Mary Clayton, Journal of English and Germanic Philology

Looks at early religious texts and their influence on medieval literature and culture.

In this major study of Anglo-Saxon religious texts-sermons, homilies, and saints’ lives written in Old English-Clare A. Lees reveals how the invention of preaching transformed the early medieval church, and thus the culture of medieval England. By placing Anglo-Saxon prose within a social matrix, her work offers a new way of seeing medieval literature through the lens of culture.

To show how the preaching mission of the later Anglo-Saxon church was constructed and received, Lees explores the emergence of preaching from the traditional structures of the early medieval church-its institutional knowledge, genres, and beliefs. Understood as a powerful rhetorical, social, and epistemological process, preaching is shown to have helped define the sociocultural concerns specific to late Anglo-Saxon England.
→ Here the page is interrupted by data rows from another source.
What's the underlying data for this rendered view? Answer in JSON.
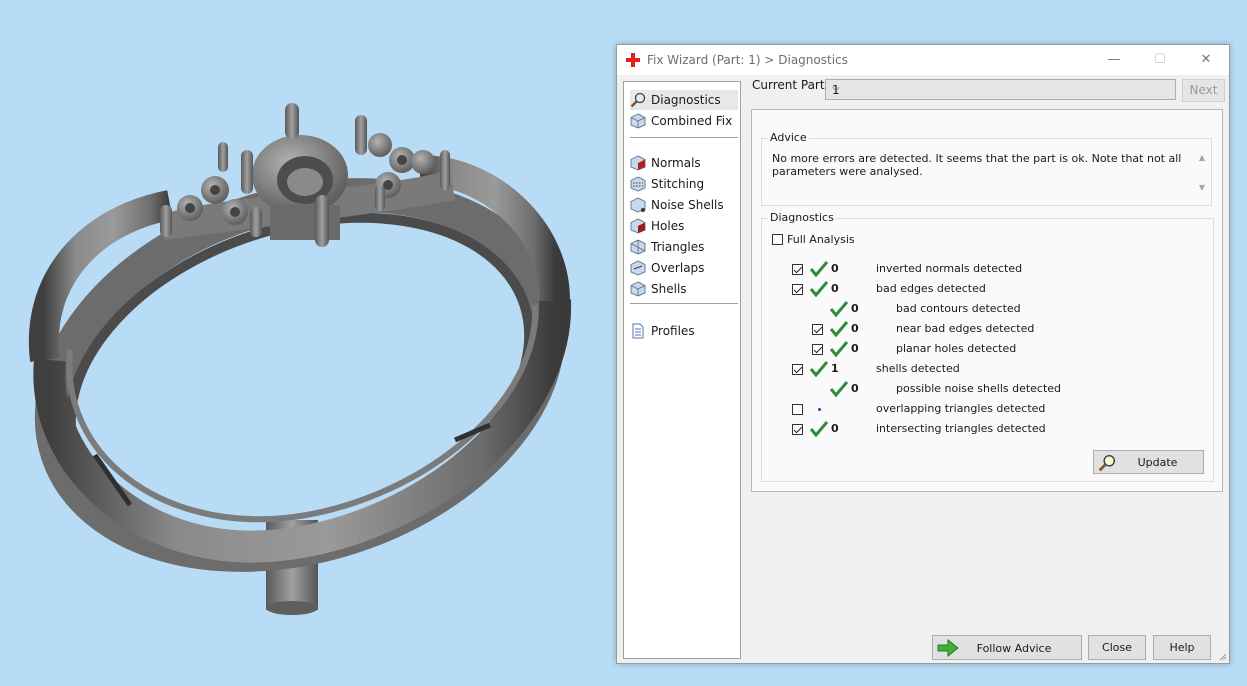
{
  "dialog": {
    "title": "Fix Wizard (Part: 1) > Diagnostics",
    "window_buttons": {
      "minimize": "—",
      "maximize": "☐",
      "close": "✕"
    }
  },
  "nav": {
    "items": [
      {
        "label": "Diagnostics",
        "icon": "magnifier-icon"
      },
      {
        "label": "Combined Fix",
        "icon": "cube-icon"
      },
      {
        "label": "Normals",
        "icon": "normals-cube-icon"
      },
      {
        "label": "Stitching",
        "icon": "stitching-cube-icon"
      },
      {
        "label": "Noise Shells",
        "icon": "noise-shells-cube-icon"
      },
      {
        "label": "Holes",
        "icon": "holes-cube-icon"
      },
      {
        "label": "Triangles",
        "icon": "triangles-cube-icon"
      },
      {
        "label": "Overlaps",
        "icon": "overlaps-cube-icon"
      },
      {
        "label": "Shells",
        "icon": "shells-cube-icon"
      },
      {
        "label": "Profiles",
        "icon": "document-icon"
      }
    ]
  },
  "current_part": {
    "label": "Current Part:",
    "value": "1",
    "next_label": "Next"
  },
  "advice": {
    "title": "Advice",
    "text": "No more errors are detected. It seems that the part is ok. Note that not all parameters were analysed."
  },
  "diagnostics": {
    "title": "Diagnostics",
    "full_analysis_label": "Full Analysis",
    "rows": [
      {
        "checkbox": true,
        "checked": true,
        "ok": true,
        "count": "0",
        "label": "inverted normals detected"
      },
      {
        "checkbox": true,
        "checked": true,
        "ok": true,
        "count": "0",
        "label": "bad edges detected"
      },
      {
        "checkbox": false,
        "checked": false,
        "ok": true,
        "count": "0",
        "label": "bad contours detected"
      },
      {
        "checkbox": true,
        "checked": true,
        "ok": true,
        "count": "0",
        "label": "near bad edges detected"
      },
      {
        "checkbox": true,
        "checked": true,
        "ok": true,
        "count": "0",
        "label": "planar holes detected"
      },
      {
        "checkbox": true,
        "checked": true,
        "ok": true,
        "count": "1",
        "label": "shells detected"
      },
      {
        "checkbox": false,
        "checked": false,
        "ok": true,
        "count": "0",
        "label": "possible noise shells detected"
      },
      {
        "checkbox": true,
        "checked": false,
        "ok": false,
        "count": "",
        "label": "overlapping triangles detected"
      },
      {
        "checkbox": true,
        "checked": true,
        "ok": true,
        "count": "0",
        "label": "intersecting triangles detected"
      }
    ],
    "update_label": "Update"
  },
  "footer": {
    "follow_advice_label": "Follow Advice",
    "close_label": "Close",
    "help_label": "Help"
  },
  "colors": {
    "background": "#b9dcf6",
    "ok_check": "#2e8b3a",
    "follow_arrow": "#3fae3a",
    "app_icon": "#e0211c"
  }
}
The first detailed study of traditionality in medieval culture, Tradition and Belief is also a case study of one cultural phenomenon from the past. As such-and by concentrating on the theoretically problematic areas of history, religious belief, and aesthetics-the book contributes to debates about the evolving meaning of culture.

ISBN 0-8166-3002-X Cloth £34.50 $49.95xx
ISBN 0-8166-3003-8 Paper £14.00 $19.95x
232 Pages 5 7/8 x 9 November
Medieval Cultures Series, volume 19
Translation inquiries: University of Minnesota Press

Tradition and Belief

Clare A. Lees is associate professor of English and comparative literature at the University of Oregon and the editor of Medieval Masculinities (Minnesota, 1994).

Tradition and Belief

…this is a rich, absorbing, and challenging book. Tradition and Belief should be compulsory reading for all those interested in the late Anglo-Saxon period; it is to be hoped that Lees’s wish for a wide audience, especially among students of culture, will also come to fruition … Perhaps this book will even succeed in putting Anglo-Saxon on the map in cultural studies.

Mary Clayton, Journal of English and Germanic Philology

Tradition and Belief

Contents

Preface
Acknowledgments
List of Abbreviations

Introduction: Culture and Belief

1. Tradition, Literature, History
2. Aesthetics and Belief: Ælfric’s False Gods
3. Conventions of Time in the Old English Homiletic Corpus
4. Didacticism and the Christian Community: The Teachers and the Taught
5. Chastity and Charity: Ælfric, Women, and the Female Saints

Conclusion

Notes
Works Cited

Index